Understand the evolution of information recordkeeping systems in response to technological change
Data, information and records are born out of all human activity, and computers have become our proxies as we monitor and interact with each other and with our world. Technology extends our communication and cognitive capacities. Because of this, the archives and recordkeeping profession is in constant flux in tandem with the evolution of technology. Recordkeeping and records management must not only keep pace with advances in technology but also anticipate the direction of that evolution. Information lifecycle management should be a core function and foundation of any records or information system.
In many cases unfortunately, the production and processing of information is the only concern of the creator, the user, and the IT specialists implementing a system. The impact of technological change is often only considered after there is a major change in the technology (hardware or software) that negatively impacts performance. In these cases, the evolution of the recordkeeping system is reactive, and this can be a profoundly negative experience for everyone concerned.

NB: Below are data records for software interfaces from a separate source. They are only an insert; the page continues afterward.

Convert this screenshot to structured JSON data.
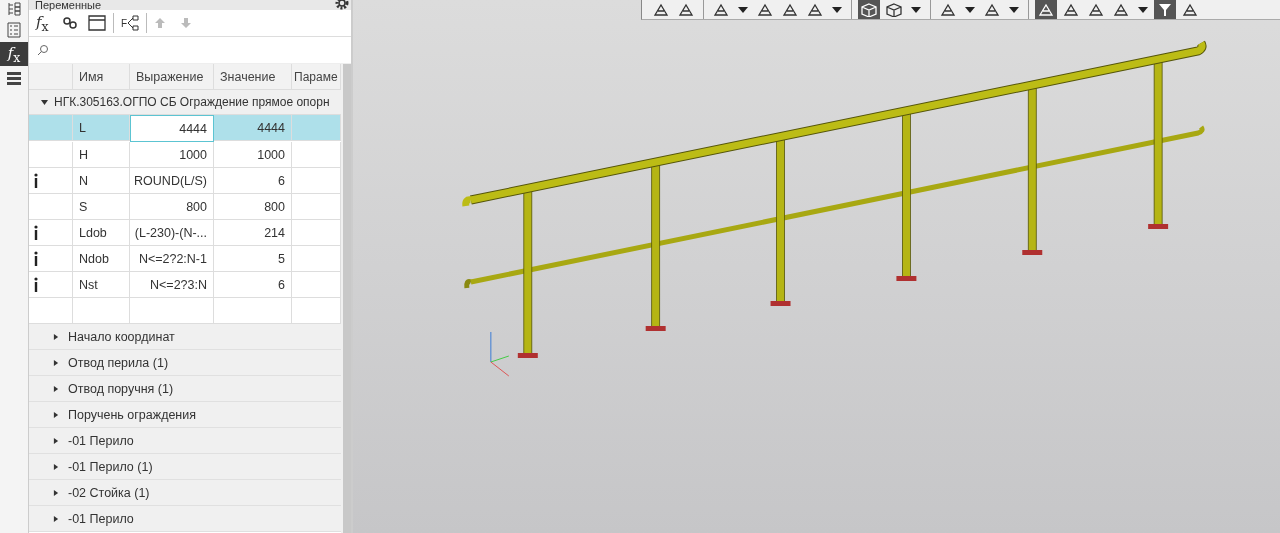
{
  "side_tabs": [
    {
      "kind": "tree",
      "selected": false
    },
    {
      "kind": "list",
      "selected": false
    },
    {
      "kind": "formula",
      "label": "*f*$_{x}$",
      "selected": true
    },
    {
      "kind": "menu",
      "selected": false
    }
  ],
  "panel": {
    "title": "Переменные",
    "toolbar": [
      {
        "kind": "formula",
        "label": "*f*$_{x}$",
        "disabled": false
      },
      {
        "kind": "link",
        "disabled": false
      },
      {
        "kind": "window",
        "disabled": false
      },
      {
        "kind": "sep"
      },
      {
        "kind": "tree",
        "label": "F",
        "disabled": false
      },
      {
        "kind": "sep"
      },
      {
        "kind": "up",
        "disabled": true
      },
      {
        "kind": "down",
        "disabled": true
      }
    ],
    "columns": [
      "Имя",
      "Выражение",
      "Значение",
      "Параме"
    ],
    "root": {
      "label": "НГК.305163.ОГПО СБ Ограждение прямое опорн",
      "expanded": true
    },
    "rows": [
      {
        "name": "L",
        "expression": "4444",
        "value": "4444",
        "info": false,
        "selected": true
      },
      {
        "name": "H",
        "expression": "1000",
        "value": "1000",
        "info": false,
        "selected": false
      },
      {
        "name": "N",
        "expression": "ROUND(L/S)",
        "value": "6",
        "info": true,
        "selected": false
      },
      {
        "name": "S",
        "expression": "800",
        "value": "800",
        "info": false,
        "selected": false
      },
      {
        "name": "Ldob",
        "expression": "(L-230)-(N-...",
        "value": "214",
        "info": true,
        "selected": false
      },
      {
        "name": "Ndob",
        "expression": "N<=2?2:N-1",
        "value": "5",
        "info": true,
        "selected": false
      },
      {
        "name": "Nst",
        "expression": "N<=2?3:N",
        "value": "6",
        "info": true,
        "selected": false
      }
    ],
    "groups": [
      {
        "label": "Начало координат",
        "expanded": false
      },
      {
        "label": "Отвод перила (1)",
        "expanded": false
      },
      {
        "label": "Отвод поручня (1)",
        "expanded": false
      },
      {
        "label": "Поручень ограждения",
        "expanded": false
      },
      {
        "label": "-01 Перило",
        "expanded": false
      },
      {
        "label": "-01 Перило (1)",
        "expanded": false
      },
      {
        "label": "-02 Стойка (1)",
        "expanded": false
      },
      {
        "label": "-01 Перило",
        "expanded": false
      }
    ]
  },
  "view_toolbar": [
    {
      "kind": "icon",
      "pressed": false
    },
    {
      "kind": "icon",
      "pressed": false
    },
    {
      "kind": "sep"
    },
    {
      "kind": "icon",
      "pressed": false
    },
    {
      "kind": "caret"
    },
    {
      "kind": "icon",
      "pressed": false
    },
    {
      "kind": "icon",
      "pressed": false
    },
    {
      "kind": "icon",
      "pressed": false
    },
    {
      "kind": "caret"
    },
    {
      "kind": "sep"
    },
    {
      "kind": "cube",
      "pressed": true
    },
    {
      "kind": "cube",
      "pressed": false
    },
    {
      "kind": "caret"
    },
    {
      "kind": "sep"
    },
    {
      "kind": "icon",
      "pressed": false
    },
    {
      "kind": "caret"
    },
    {
      "kind": "icon",
      "pressed": false
    },
    {
      "kind": "caret"
    },
    {
      "kind": "sep"
    },
    {
      "kind": "icon",
      "pressed": true
    },
    {
      "kind": "icon",
      "pressed": false
    },
    {
      "kind": "icon",
      "pressed": false
    },
    {
      "kind": "icon",
      "pressed": false
    },
    {
      "kind": "caret"
    },
    {
      "kind": "filter",
      "pressed": true
    },
    {
      "kind": "icon",
      "pressed": false
    }
  ]
}
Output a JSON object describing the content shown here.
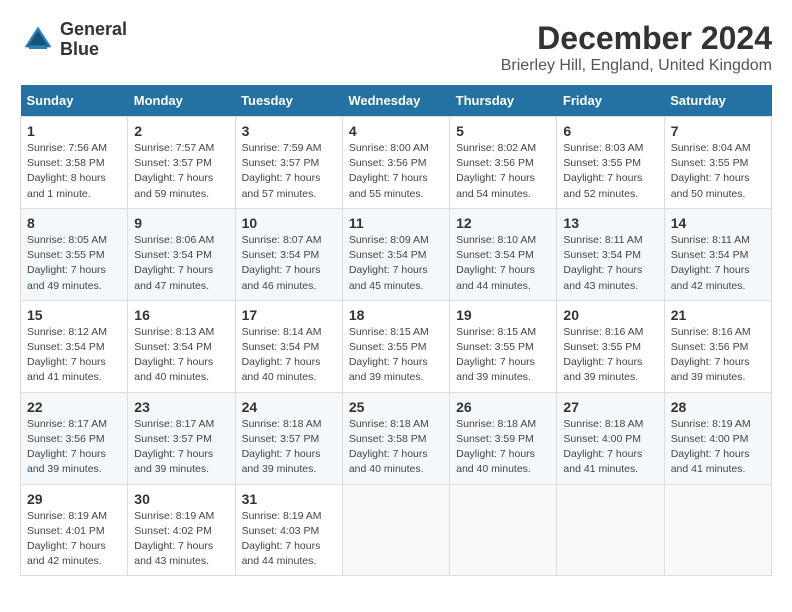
{
  "logo": {
    "line1": "General",
    "line2": "Blue"
  },
  "title": "December 2024",
  "subtitle": "Brierley Hill, England, United Kingdom",
  "headers": [
    "Sunday",
    "Monday",
    "Tuesday",
    "Wednesday",
    "Thursday",
    "Friday",
    "Saturday"
  ],
  "weeks": [
    [
      {
        "day": "1",
        "sunrise": "Sunrise: 7:56 AM",
        "sunset": "Sunset: 3:58 PM",
        "daylight": "Daylight: 8 hours and 1 minute."
      },
      {
        "day": "2",
        "sunrise": "Sunrise: 7:57 AM",
        "sunset": "Sunset: 3:57 PM",
        "daylight": "Daylight: 7 hours and 59 minutes."
      },
      {
        "day": "3",
        "sunrise": "Sunrise: 7:59 AM",
        "sunset": "Sunset: 3:57 PM",
        "daylight": "Daylight: 7 hours and 57 minutes."
      },
      {
        "day": "4",
        "sunrise": "Sunrise: 8:00 AM",
        "sunset": "Sunset: 3:56 PM",
        "daylight": "Daylight: 7 hours and 55 minutes."
      },
      {
        "day": "5",
        "sunrise": "Sunrise: 8:02 AM",
        "sunset": "Sunset: 3:56 PM",
        "daylight": "Daylight: 7 hours and 54 minutes."
      },
      {
        "day": "6",
        "sunrise": "Sunrise: 8:03 AM",
        "sunset": "Sunset: 3:55 PM",
        "daylight": "Daylight: 7 hours and 52 minutes."
      },
      {
        "day": "7",
        "sunrise": "Sunrise: 8:04 AM",
        "sunset": "Sunset: 3:55 PM",
        "daylight": "Daylight: 7 hours and 50 minutes."
      }
    ],
    [
      {
        "day": "8",
        "sunrise": "Sunrise: 8:05 AM",
        "sunset": "Sunset: 3:55 PM",
        "daylight": "Daylight: 7 hours and 49 minutes."
      },
      {
        "day": "9",
        "sunrise": "Sunrise: 8:06 AM",
        "sunset": "Sunset: 3:54 PM",
        "daylight": "Daylight: 7 hours and 47 minutes."
      },
      {
        "day": "10",
        "sunrise": "Sunrise: 8:07 AM",
        "sunset": "Sunset: 3:54 PM",
        "daylight": "Daylight: 7 hours and 46 minutes."
      },
      {
        "day": "11",
        "sunrise": "Sunrise: 8:09 AM",
        "sunset": "Sunset: 3:54 PM",
        "daylight": "Daylight: 7 hours and 45 minutes."
      },
      {
        "day": "12",
        "sunrise": "Sunrise: 8:10 AM",
        "sunset": "Sunset: 3:54 PM",
        "daylight": "Daylight: 7 hours and 44 minutes."
      },
      {
        "day": "13",
        "sunrise": "Sunrise: 8:11 AM",
        "sunset": "Sunset: 3:54 PM",
        "daylight": "Daylight: 7 hours and 43 minutes."
      },
      {
        "day": "14",
        "sunrise": "Sunrise: 8:11 AM",
        "sunset": "Sunset: 3:54 PM",
        "daylight": "Daylight: 7 hours and 42 minutes."
      }
    ],
    [
      {
        "day": "15",
        "sunrise": "Sunrise: 8:12 AM",
        "sunset": "Sunset: 3:54 PM",
        "daylight": "Daylight: 7 hours and 41 minutes."
      },
      {
        "day": "16",
        "sunrise": "Sunrise: 8:13 AM",
        "sunset": "Sunset: 3:54 PM",
        "daylight": "Daylight: 7 hours and 40 minutes."
      },
      {
        "day": "17",
        "sunrise": "Sunrise: 8:14 AM",
        "sunset": "Sunset: 3:54 PM",
        "daylight": "Daylight: 7 hours and 40 minutes."
      },
      {
        "day": "18",
        "sunrise": "Sunrise: 8:15 AM",
        "sunset": "Sunset: 3:55 PM",
        "daylight": "Daylight: 7 hours and 39 minutes."
      },
      {
        "day": "19",
        "sunrise": "Sunrise: 8:15 AM",
        "sunset": "Sunset: 3:55 PM",
        "daylight": "Daylight: 7 hours and 39 minutes."
      },
      {
        "day": "20",
        "sunrise": "Sunrise: 8:16 AM",
        "sunset": "Sunset: 3:55 PM",
        "daylight": "Daylight: 7 hours and 39 minutes."
      },
      {
        "day": "21",
        "sunrise": "Sunrise: 8:16 AM",
        "sunset": "Sunset: 3:56 PM",
        "daylight": "Daylight: 7 hours and 39 minutes."
      }
    ],
    [
      {
        "day": "22",
        "sunrise": "Sunrise: 8:17 AM",
        "sunset": "Sunset: 3:56 PM",
        "daylight": "Daylight: 7 hours and 39 minutes."
      },
      {
        "day": "23",
        "sunrise": "Sunrise: 8:17 AM",
        "sunset": "Sunset: 3:57 PM",
        "daylight": "Daylight: 7 hours and 39 minutes."
      },
      {
        "day": "24",
        "sunrise": "Sunrise: 8:18 AM",
        "sunset": "Sunset: 3:57 PM",
        "daylight": "Daylight: 7 hours and 39 minutes."
      },
      {
        "day": "25",
        "sunrise": "Sunrise: 8:18 AM",
        "sunset": "Sunset: 3:58 PM",
        "daylight": "Daylight: 7 hours and 40 minutes."
      },
      {
        "day": "26",
        "sunrise": "Sunrise: 8:18 AM",
        "sunset": "Sunset: 3:59 PM",
        "daylight": "Daylight: 7 hours and 40 minutes."
      },
      {
        "day": "27",
        "sunrise": "Sunrise: 8:18 AM",
        "sunset": "Sunset: 4:00 PM",
        "daylight": "Daylight: 7 hours and 41 minutes."
      },
      {
        "day": "28",
        "sunrise": "Sunrise: 8:19 AM",
        "sunset": "Sunset: 4:00 PM",
        "daylight": "Daylight: 7 hours and 41 minutes."
      }
    ],
    [
      {
        "day": "29",
        "sunrise": "Sunrise: 8:19 AM",
        "sunset": "Sunset: 4:01 PM",
        "daylight": "Daylight: 7 hours and 42 minutes."
      },
      {
        "day": "30",
        "sunrise": "Sunrise: 8:19 AM",
        "sunset": "Sunset: 4:02 PM",
        "daylight": "Daylight: 7 hours and 43 minutes."
      },
      {
        "day": "31",
        "sunrise": "Sunrise: 8:19 AM",
        "sunset": "Sunset: 4:03 PM",
        "daylight": "Daylight: 7 hours and 44 minutes."
      },
      null,
      null,
      null,
      null
    ]
  ]
}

Now thirty years after the proliferation of computers and the growth of the Internet, more consideration is being given to the inevitable impact of change on every aspect of data and records. New technologies have come and gone, and our government and courts have struggled to address the broad and profound implications of those changes. We have had to completely redefine the terms and mechanisms of access to information and of accountability in the digital age.
Out of dire necessity, the records management profession has evolved to include technological change as part of risk management, business continuity planning, and digital preservation. Even the notion of what constitutes a record has been fluid and evolving, requiring the application of “diplomatics” to tease out the characteristics and dependencies of a document and a record (Duranti, 1989). Records management has always been closely bound with the media of the age－whether the technology involves papyrus or microprocessors. Each age brings new challenges with regard to the creation, use and preservation of records.
Today the rate of change and the need for special technological expertise represents a series of pivot points for records managers. We must at once be fluent in the technologies that are relevant in our industries and also be actively engaged in understanding the particular requirements of the many stakeholders who use those technologies. We cannot be expert in everything, but we must be effective partners. This entails becoming familiar with specialized terminology and with platform development methodologies.
MARA has prepared me for this challenge by propelling me forward and backward in time, to better understand the larger patterns of the growth and function of archives and records management within a given technological paradigm. Two projects in particular have allowed me to develop a fuller picture of the dynamics and concerns pertaining to recordkeeping and technology.
Supporting Evidence 1
My first evidence of mastery of competency C is an analytical essay entitled DOCAM Research Alliance, the Challenges of New Media Art Preservation. The exploration of the subject highlights key questions facing an archivist or records manager because in any professional setting there is likely to be a plethora of new and older media types, each with its own set of unique characteristics and requirements for effective management and use. The record lifecycle must be considered in conjunction with routine maintenance concerns and in light of changing platforms and media. Within the topic of my essay, the original intentions of the artist and the quality of the viewer’s interaction with the work of art represent additional layers of concern for the archivist. The technical challenges and the cost of addressing them are emphasized and are relevant in any working context.
Supporting Evidence 2
The second item of evidence is a Prezi presentation, A Brief Tour of Map Archives on the Web. This was an exciting project because it underscores the critical association between the documentation and representation of reality and reality itself. Through this project I was also introduced to the enormous potential of GIS software tools for use in image archives. One particular archive that I reviewed in the presentation, The David Rumsey Map Collection, offers specially developed technology tools that enable a uniquely modern experience of the historic map content. This is a delightful example of how thoughtful application of technology can enhance the user experience, allowing the viewer to build new connections and associations among content. The use of enhanced browser-based tools for exploring content also expands the potential audience of these cartographic treasures.
These pieces of evidence illustrate my deeper appreciation of the inextricable connection between records and archives management and the processes and media that surround us. This has been a constant theme within the program, and it has also been a constant in my professional life, where I oversee the daily operations of a creative services department. The creative lifeblood of our business flows through our digital tools and infrastructure without which we could barely function. The regular occurrence of software and hardware upgrades, difficulty in reading older files, and the imminent threat of software and hardware failure touches my entire team on a frequent basis.
It is my duty, trained in best practices in digital asset management and archives and records management, to provide a firm foundation for a planned and proactive stance toward technological advancement, rather than a reactive response to a crisis state. Through my graduate and professional work, I have become an effective partner with IT and technology vendors who are among the many stakeholders. I believe the MARA program has provided me with the knowledge and insights to ensure this foundation in my current job, as well as any future roles.
Duranti, L. (1989). Diplomatics: New uses for an old science. Archivaria 28, 7-27. Accessed on 9/18/2016 from http://archivaria.ca/index.php/archivaria/article/viewFile/11567/12513